Awake isn't just asking the age-old question, "What is reality?" Or probing the notion that reality is what everybody agrees on, rather than something objective and external. Those are great questions to ask, but Awake goes a step further and asks whether one person, through sheer force of will, can't reshape reality to his own liking. For Michael Britten, living in two discrete versions of the world is simply an organizational problem. As long as he can keep his wife and son's coffee orders separate and keep track of the little details, he's golden.
But of course, he can't. This episode shows him unraveling more than ever. He accidentally addresses Vega as his partner, in the world where Vega is just a beat cop. He gets the phone bill disconnected and loses track of stuff.
And then there's the lingering unease from that conversation at the end of the previous episode — because Britten is basically doing what the serial killer told him to do. He's clinging to his delusion rather than waking up, because he feels on some level that his dual worlds is a kind of gift. A superpower, almost. It allows him to find stuff that nobody else can, and it also prevents him from having to swallow his grief over the death of either his wife or his son.
Even if Britten could manage to keep both worlds absolutely straight in his head — and get enough sleep to function, in both worlds — he can't keep doing this much longer.
In Red World, his wife Hannah is pushing him to move to Oregon, so they can start over and have a life away from their son Rex's shadow. (There's a super-moving scene where Hannah talks about how she sees some of Rex every time she looks at Michael, and she doesn't want to run away from that — she just wants them to have a life again.) Juggling the two worlds will get exponentially harder once he's waking up in two different cities, and it's possible that one or the other will just dissolve like the dream it is.
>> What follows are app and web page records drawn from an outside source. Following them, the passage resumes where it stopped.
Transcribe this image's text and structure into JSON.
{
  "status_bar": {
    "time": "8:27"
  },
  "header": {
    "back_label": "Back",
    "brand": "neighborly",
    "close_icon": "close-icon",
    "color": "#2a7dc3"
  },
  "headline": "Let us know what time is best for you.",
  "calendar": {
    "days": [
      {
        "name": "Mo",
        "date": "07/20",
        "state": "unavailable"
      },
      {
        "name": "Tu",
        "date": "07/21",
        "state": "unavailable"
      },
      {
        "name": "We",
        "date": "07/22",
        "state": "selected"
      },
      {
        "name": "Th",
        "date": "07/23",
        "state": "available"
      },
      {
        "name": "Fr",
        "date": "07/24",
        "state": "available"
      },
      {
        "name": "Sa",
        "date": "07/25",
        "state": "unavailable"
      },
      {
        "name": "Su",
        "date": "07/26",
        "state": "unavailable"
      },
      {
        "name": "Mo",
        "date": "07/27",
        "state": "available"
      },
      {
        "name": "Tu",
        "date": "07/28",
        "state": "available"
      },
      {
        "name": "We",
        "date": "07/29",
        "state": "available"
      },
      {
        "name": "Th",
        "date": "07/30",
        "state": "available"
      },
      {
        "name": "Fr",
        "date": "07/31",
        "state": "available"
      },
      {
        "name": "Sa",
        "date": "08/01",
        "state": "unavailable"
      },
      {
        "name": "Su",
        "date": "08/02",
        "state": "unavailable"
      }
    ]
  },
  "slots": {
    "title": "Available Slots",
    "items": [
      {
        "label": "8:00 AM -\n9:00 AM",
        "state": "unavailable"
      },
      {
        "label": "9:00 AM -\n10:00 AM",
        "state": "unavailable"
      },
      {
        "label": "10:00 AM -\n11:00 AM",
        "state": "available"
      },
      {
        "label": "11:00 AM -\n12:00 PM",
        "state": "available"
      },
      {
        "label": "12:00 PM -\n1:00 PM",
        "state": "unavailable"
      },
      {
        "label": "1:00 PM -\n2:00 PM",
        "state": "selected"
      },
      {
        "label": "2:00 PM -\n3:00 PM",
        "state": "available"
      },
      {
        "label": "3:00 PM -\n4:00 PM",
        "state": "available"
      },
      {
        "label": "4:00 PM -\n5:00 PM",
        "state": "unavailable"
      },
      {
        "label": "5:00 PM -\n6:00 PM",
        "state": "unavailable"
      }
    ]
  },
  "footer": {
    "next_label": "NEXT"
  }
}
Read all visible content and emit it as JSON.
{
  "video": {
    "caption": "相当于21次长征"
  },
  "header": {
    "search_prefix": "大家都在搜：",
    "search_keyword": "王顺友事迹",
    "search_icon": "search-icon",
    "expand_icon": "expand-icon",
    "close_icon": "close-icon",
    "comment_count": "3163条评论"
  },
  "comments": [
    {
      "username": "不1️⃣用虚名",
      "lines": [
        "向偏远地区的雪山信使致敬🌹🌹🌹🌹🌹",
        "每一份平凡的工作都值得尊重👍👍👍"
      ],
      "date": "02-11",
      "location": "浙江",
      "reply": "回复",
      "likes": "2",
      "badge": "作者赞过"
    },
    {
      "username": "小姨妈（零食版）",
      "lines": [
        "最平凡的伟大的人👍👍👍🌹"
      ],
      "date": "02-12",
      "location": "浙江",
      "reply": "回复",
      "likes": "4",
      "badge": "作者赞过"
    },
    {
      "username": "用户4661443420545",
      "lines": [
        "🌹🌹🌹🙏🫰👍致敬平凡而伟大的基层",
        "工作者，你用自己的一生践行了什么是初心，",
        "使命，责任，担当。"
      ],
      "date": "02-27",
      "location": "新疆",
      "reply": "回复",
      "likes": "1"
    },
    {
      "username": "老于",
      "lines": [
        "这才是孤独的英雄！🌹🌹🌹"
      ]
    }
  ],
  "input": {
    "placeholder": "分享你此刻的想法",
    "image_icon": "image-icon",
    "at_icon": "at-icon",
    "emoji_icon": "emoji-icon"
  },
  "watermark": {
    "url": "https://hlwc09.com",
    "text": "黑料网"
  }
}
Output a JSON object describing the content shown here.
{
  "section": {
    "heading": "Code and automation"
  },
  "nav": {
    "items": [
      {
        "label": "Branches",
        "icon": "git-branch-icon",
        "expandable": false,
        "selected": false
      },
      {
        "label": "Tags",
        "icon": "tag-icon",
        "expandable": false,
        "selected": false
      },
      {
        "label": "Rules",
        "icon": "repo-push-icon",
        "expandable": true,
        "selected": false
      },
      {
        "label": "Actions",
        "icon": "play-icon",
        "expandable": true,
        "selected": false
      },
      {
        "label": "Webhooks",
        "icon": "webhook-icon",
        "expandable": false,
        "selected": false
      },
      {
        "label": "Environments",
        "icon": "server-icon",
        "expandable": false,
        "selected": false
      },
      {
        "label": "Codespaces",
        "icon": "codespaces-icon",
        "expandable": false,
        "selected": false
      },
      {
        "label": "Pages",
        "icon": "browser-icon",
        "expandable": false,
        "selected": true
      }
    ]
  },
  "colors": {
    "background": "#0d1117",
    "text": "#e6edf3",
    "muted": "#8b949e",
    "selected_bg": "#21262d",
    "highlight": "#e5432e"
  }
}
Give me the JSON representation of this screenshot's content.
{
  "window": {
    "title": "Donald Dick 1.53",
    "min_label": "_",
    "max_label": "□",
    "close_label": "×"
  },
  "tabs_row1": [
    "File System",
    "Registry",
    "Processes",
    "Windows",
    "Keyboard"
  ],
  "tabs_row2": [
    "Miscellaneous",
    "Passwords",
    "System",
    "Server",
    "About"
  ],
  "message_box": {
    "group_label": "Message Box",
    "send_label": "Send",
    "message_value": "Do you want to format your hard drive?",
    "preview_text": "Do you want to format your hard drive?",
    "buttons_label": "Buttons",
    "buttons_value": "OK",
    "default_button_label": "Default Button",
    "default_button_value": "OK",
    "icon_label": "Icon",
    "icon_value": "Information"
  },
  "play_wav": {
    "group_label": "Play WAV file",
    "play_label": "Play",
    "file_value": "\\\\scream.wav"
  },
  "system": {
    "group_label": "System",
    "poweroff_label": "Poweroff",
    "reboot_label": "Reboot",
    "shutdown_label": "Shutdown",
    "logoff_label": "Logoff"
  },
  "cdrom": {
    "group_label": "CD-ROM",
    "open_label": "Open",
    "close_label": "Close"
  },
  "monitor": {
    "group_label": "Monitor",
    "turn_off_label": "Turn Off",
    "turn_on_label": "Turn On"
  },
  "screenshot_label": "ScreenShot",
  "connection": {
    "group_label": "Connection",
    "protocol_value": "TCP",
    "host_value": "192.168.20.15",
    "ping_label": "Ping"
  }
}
In Green World, Britten is once again failing as a dad. He screws up turning in a permission slip for Rex to go on a field trip, so Rex has to go to study hall for a whole day. Rex has a girlfriend with hippie parents, who's sleeping over in Rex's room, and Britten doesn't even notice until he steals evidence from a case to give to her as a present. It's more of a problem for Britten to be flaky in Green World, because there he's a father, and he has responsibility for someone else. He can't just be a little bit checked out, when he's dealing with his son.
Oh, and Britten starts hallucinating a penguin in both worlds, either because Gabe injected him with ketamine or because he's losing his shit more and more. He also hallucinates that Dr. Lee gets to come inside the mental institution where he's locked up with the hostages, and he imagines several detailed conversations with Dr. Lee — who later mentions that he was outside in a secure location, the whole time.
So I'm really dying to see what happens next. How much longer can Britten maintain his determination to avoid breaking one of his worlds? Will he eventually concede that one world must, indeed, be a dream, and start actively trying to figure out which it is? How would you even go about proving that, short of acting like a crazy person? I don't even know what to hope for: that Britten remains stubbornly attached to his two worlds, like Number 6 defying the Village's attempts to break him, or that he finally decides to face reality. Whatever place that turns out to be.
I do know one thing, though — if you're not watching this show, you're missing quite possibly the coolest thing on network TV right now.